The growing corporate interest in renting applications and infrastructure services over the Internet is driving the development of closer relationships between hardware vendors and service providers.
Compaq has become the latest vendor to announce a wide-ranging financial program targeted at companies that sell rented applications, systems management services, hardware storage and network bandwidth over the Internet.
Under the program, Compaq will commit more than $1.6 billion ($US1 billion) to the service provider market this year. Of that amount, roughly $1 billion ($US600 million) will be loaned to start-ups and established companies for equipment, storage, software and related purchases. About $600 million ($US400 million) is being earmarked for equity investments and partnerships with service providers.
Compaq's move comes as interest in outsourcing key information technology functions and technologies to service providers is on an upswing.
For instance, more than one third of IT and development managers at large companies expect to rent applications from application service providers this year, according to a survey conducted last December by Evans Marketing Services in the US.
The strongest support for renting came from the professional services sector, which includes the insurance, legal services and real estate markets, according to the survey.
"The fact of the matter is that service providers are hot," Joyce Tompsett-Becknell, an analyst at Aberdeen Group, commented. "As their infrastructure demands grow, they are going to need more servers" than are found at even some of the biggest corporate customers, she added.
Compaq is hardly alone in its efforts to team up with Internet companies. Rivals such as Sun Microsystems, IBM and Hewlett-Packard all offer similar programs for dot-com start-ups and Internet hosting companies (see story at right).
But Compaq's offering is broader in the sense that it targets not only application service providers and Internet providers but also network and infrastructure providers, according to Thomas Kucharvy, president of Summit Strategies, a US-based consultancy.
"Equity investments have become absolutely de rigueur" for vendors selling in the service provider space, Kucharvy said.
Conversely, having an equity partnership with an established vendor gives Internet companies that haven't had initial public offerings added credibility, he added.
"Secondly, they want the vendor they are buying from to have some skin in the game - to really have something tied to their ultimate gain," Kucharvy said.
Wooing the start-ups
Competition is hot amongst the major vendors as they scramble to grab a share of the burgeoning start-up market - and they're prepared to spend up big to attract a future eBay or Amazon.com:
* IBM established a $US500 million program to provide financing for IBM hardware, software and services to emerging Internet companies that have already completed their first round of venture capital financing.

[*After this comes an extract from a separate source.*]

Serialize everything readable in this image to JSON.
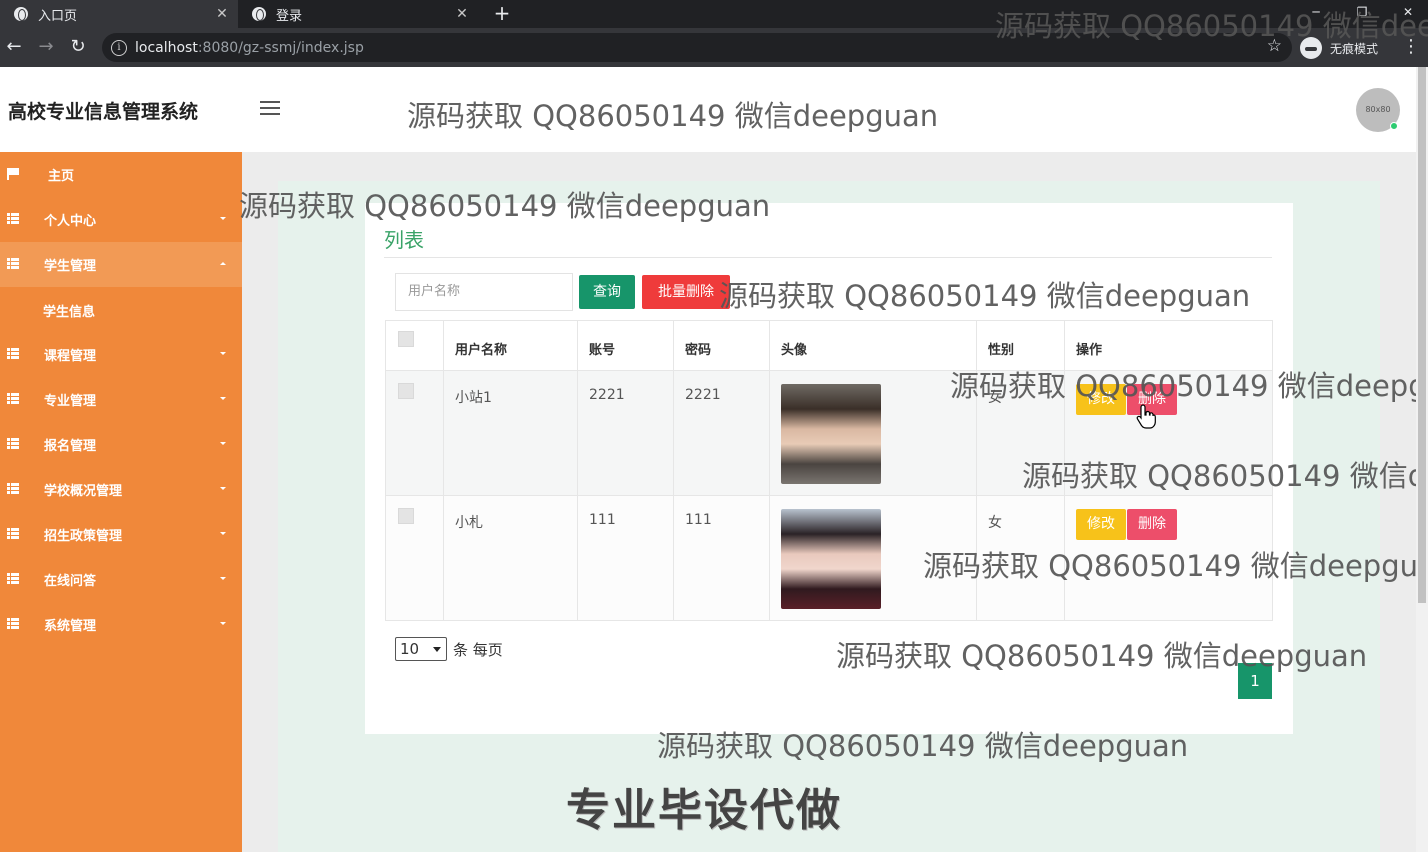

* Sun Microsystems plunged $US300 million into its iForce' program which offers start-ups discounted products, financing terms, co-marketing efforts and advice.
* Hewlett-Packard upped its investment in the Garage' program for start-ups - an update of the e-services' plan announced a year ago - from $US1 billion to $US1.5 billion.